“Pioneers may be picturesque figures, but they are often rather lonely ones,” observed Nancy Astor, the first woman to sit in the House of Commons. Today, almost 100 years on from her election, women still form a lonely minority in Parliament and largely remain in the pioneer stages of power. To date, a grand total of 370 women have become MPs in the UK – a figure dwarfed by the 502 men MPs, who sit on the green benches of this parliament alone. Until quite recently there were more men called ‘David’ than there were women in Cameron’s cabinet.
So perhaps it is not surprising that an important new book about women in Parliament has been overlooked so far in the pre-election debate. ‘Parliamentary Pioneers: Labour Women MPs 1918-1945’, written by the Labour MEP, Mary Honeyball, paints a fascinating portrait of political trailblazers – from Margaret Bondfield to Stella Creasy – who have much to teach the wannabe politicians of today.
The tale begins with Bondfield, Susan Lawrence and Dorothy Jewson who were the first Labour women to win election to the House of Commons, in 1923. While Lawrence and Jewson came from affluent backgrounds – Lawrence was inspired to go into politics by the plight of her parent’s cleaners- Bondfield was the eleventh child of twelve, born to a Somerset weaver.
Inheriting a strong sense of social justice from her father, it was whilst working as a shop girl in London that Bondfield became politicised. Appalled by the long hours, low wages and poor diet of her fellow workers, she joined the trade union movement, becoming a vigorous campaigner for adult suffrage. She went on to become Britain’s first female cabinet minister, appointed minister of Labour to Ramsay Macdonald’s government, in 1929.
Honeyball argues persuasively that these early Labour women saw themselves as socialists first and feminists second, and skilfully describes the enormous prejudice they overcame, on both counts. Ellen Wilkinson, the firebrand daughter of a worker in a textile factory, was elected in 1924 and singled out for abuse by the newspapers. ‘Till quite recently the only spinster in the House of Commons,’ declared one report in The Daily News, ‘Wilkinson has red hair and very Red opinions. The question arises whether celibacy has the same effect on women in politics as that which exercises on public men.’

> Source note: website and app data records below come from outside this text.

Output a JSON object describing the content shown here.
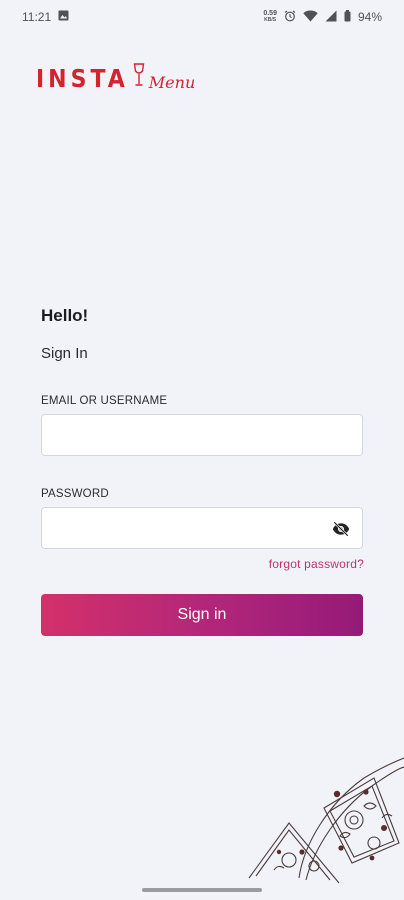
{
  "status_bar": {
    "time": "11:21",
    "net_speed_value": "0.59",
    "net_speed_unit": "KB/S",
    "battery": "94%"
  },
  "logo": {
    "part1": "INSTA",
    "part2": "Menu"
  },
  "form": {
    "greeting": "Hello!",
    "subtitle": "Sign In",
    "email_label": "EMAIL OR USERNAME",
    "email_value": "",
    "password_label": "PASSWORD",
    "password_value": "",
    "forgot_label": "forgot password?",
    "submit_label": "Sign in"
  },
  "colors": {
    "accent": "#c2326a",
    "button_gradient_start": "#d4306a",
    "button_gradient_end": "#951a78",
    "logo_red": "#d3232f",
    "background": "#f2f3f8"
  }
}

Wilkinson became a national figure in 1936 as MP for Jarrow, when she led a march of the town’s unemployed to London, petitioning for the right to work. Appointed parliamentary secretary for pensions by Winston Churchill, in the coalition government of 1940, she went on to become minister for Education in the landmark Attlee government of 1945, introducing free milk for schoolchildren and raising the school leaving age. Although Honeyball breaks off her tale with the historic landslide that swept Attlee into Downing Street in 1945, along the way she explores the battle for birth control, as well as the finer points of woman’s suffrage.
Matters are brought up to date in an interesting postscript, comprising interviews with two of the leading lights of the current Labour party, Harriet Harman and Stella Creasy. First elected in 1982, when only three percent of MPs were women, Harman entertains in reminiscence of Labour leader Michael Foot. Addressing the Labour Women’s Conference, she recalls, Foot managed to deliver a 40 minute oration without once noticing the audience before him. ‘He delivered the whole speech, which was intellectually extraordinary, without mentioning any women.’ says Harman. ‘It was like, “Err, hello Michael, this is a women’s conference, there are 300 women sitting here…”
Harman also describes how difficult it was to combine motherhood with a political career, telling how she was once reported, under the ‘I Spy Strangers’ rule, of attempting to smuggle her newborn baby into Parliament under her coat. “Today with more women in Parliament having babies you get to share experiences,” says Harman, explaining that she wasn’t hiding anything under her coat, other than a little extra baby-weight. “I had nobody to talk to and had to work it all out myself.”
The MP for Walthamstow, Stella Creasy, is more strident in her criticism of Parliament today. Elected in 2010, Creasy says inequality is still rife in contemporary politics. Dubbing the House of Commons, ‘Hogwarts gone wrong’, Creasy laments that she is often referred to as a ‘girl’ at the age of 40, was criticised by a journalist for wearing a vinyl skirt to work, and routinely gets dismissed as ‘emotional’ in parliamentary debates.
While Honeyball’s book is a timely reminder of how far women have come, it does not shy away from admitting how far there is to go. Earlier this month, the Electoral Reform Society predicted that, if current polling is borne out, as many as 192 women MPs may be elected to the House of Commons in May. As cheering as this figure might sound, at the present rate of increase, it could take another 100 years again, before we achieve an equal balance of men and women in positions of political power.
Parliamentary Pioneers: Labour Women MPs 1918- 1945 by Mary Honeyball is available now, published by Urbane